The HRCC says this, it shall do, on the understanding that “those who rule do so by the trust of the people”. HRCC pledges to continue pressing for more accountability and adherence to good governance principles by ensuring that no grain of intimidation stops it from exercising this.
“It is our view that Malawians deserve better and that no lukewarm service delivery or face saving mechanisms should blind them. In this vein we wish to reiterate our commitment to bring to light any shortcomings and where possible suggest the best way out without fear or favour,” reads a January 6th statement signed for by HRCC Vice Chairperson Mrs. Magret Ali.
Mrs. Ali says the HRCC is dismayed at the utterances of president Mutharika and his senior party and government officials which it feels are intimidating and not befitting in a democracy.
The HRCC has since requested the government and president Mutharika to desist from castigating civil society leadership but invest energy into a search for solutions to current debilitating challenges Malawi is facing.
The Committee further reiterates its position to hold president Mutharika accountable should any civil society leaders or members be harmed in anyway.
“We would like to be furnished with an update on progress regarding previous incidents that were reported to both government and the Police for investigations whose results are neigh.
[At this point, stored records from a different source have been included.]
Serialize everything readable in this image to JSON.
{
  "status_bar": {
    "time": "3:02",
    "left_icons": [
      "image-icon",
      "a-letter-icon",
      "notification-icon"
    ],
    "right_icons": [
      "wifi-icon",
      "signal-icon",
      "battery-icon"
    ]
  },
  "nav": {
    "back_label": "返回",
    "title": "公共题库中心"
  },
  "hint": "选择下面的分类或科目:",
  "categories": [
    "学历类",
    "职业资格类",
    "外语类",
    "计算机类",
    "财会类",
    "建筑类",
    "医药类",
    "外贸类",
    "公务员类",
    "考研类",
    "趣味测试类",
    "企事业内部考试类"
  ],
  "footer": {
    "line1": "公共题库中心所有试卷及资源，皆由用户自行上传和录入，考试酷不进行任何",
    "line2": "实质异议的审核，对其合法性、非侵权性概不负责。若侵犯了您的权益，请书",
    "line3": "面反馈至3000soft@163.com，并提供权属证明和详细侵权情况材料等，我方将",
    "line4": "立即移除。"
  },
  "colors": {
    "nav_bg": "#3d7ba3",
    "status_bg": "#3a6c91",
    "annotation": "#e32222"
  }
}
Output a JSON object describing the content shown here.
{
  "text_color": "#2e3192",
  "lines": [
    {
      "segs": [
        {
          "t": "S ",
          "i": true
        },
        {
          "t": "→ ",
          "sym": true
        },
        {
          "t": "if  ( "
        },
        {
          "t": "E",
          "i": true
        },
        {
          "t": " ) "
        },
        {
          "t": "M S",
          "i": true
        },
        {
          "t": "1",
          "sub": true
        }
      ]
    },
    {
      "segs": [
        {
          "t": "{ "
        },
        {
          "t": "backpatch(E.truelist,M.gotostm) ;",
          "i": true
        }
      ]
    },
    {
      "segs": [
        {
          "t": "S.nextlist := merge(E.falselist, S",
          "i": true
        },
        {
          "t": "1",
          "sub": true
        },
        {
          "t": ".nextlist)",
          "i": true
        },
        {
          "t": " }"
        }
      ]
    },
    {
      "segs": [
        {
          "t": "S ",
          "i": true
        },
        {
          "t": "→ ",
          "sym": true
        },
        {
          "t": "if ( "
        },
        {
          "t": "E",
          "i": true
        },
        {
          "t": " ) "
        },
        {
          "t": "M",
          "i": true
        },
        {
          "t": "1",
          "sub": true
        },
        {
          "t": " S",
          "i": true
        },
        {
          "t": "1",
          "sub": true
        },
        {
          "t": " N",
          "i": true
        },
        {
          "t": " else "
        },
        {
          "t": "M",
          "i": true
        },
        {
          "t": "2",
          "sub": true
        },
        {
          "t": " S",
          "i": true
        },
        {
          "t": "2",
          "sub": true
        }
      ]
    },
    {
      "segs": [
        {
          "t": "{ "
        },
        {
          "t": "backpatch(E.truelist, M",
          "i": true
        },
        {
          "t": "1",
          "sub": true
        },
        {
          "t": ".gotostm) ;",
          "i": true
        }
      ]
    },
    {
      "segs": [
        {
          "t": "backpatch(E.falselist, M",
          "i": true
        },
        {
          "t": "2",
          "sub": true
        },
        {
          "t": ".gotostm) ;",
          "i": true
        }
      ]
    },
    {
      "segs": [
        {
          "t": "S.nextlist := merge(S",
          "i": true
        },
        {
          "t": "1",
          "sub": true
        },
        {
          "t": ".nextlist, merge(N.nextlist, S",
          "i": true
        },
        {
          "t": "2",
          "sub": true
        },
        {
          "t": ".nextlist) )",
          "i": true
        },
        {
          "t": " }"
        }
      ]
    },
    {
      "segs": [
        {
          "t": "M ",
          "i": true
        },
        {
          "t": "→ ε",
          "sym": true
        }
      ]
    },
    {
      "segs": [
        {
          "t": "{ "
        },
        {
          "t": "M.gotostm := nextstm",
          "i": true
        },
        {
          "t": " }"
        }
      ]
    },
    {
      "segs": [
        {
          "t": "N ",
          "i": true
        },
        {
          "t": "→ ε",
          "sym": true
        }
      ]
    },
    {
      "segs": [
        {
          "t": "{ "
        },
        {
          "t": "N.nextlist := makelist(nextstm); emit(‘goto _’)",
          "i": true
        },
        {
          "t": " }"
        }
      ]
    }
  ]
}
These include but not limited to; the attacks at Mr. Undule Mwakasungula’s offices, the burning of IPI offices and the house of Rev. MacDonald Sembereka, the assault on Mr. Bisika in Zomba, the threats on Mr. Benedicto Kondowe and the mysterious death of Chasowa,” she said.
The statement by the HRCC is an apparent response to accusations president Mutharika raised against civil society players including CHRR chairperson Mr. Undule Mwakasungula who the president said shunned a tree planting exercise in Zomba when it was a human rights issue.
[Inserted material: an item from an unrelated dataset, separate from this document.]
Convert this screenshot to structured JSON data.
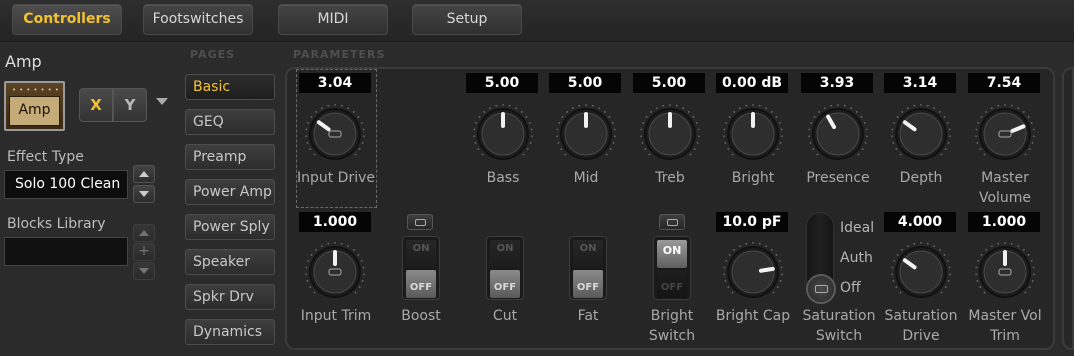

The HRCC also demands a stop to the blame game that government has chosen to adopt in the question of who is responsible for the current socio-economic woes in the country.
“It is scandalous for the whole Head of State to call the citizenry chickens,” reads the statement which calls for a consultative process to commence with all stakeholders including political parties, donors and civil society to brainstorm on the ideals we have to stand for in the crisis.
The HRCC is a civil society network of 97 local organizations promoting governance, accountability, rule of law and a culture of respect for people and human rights.
The HRCC was established in 1995 and brings together Civil Society organizations to strategize on effective ways to deal with the pressing human rights violations, democratic governance and development issues affecting Malawians in general.—Zodiak Online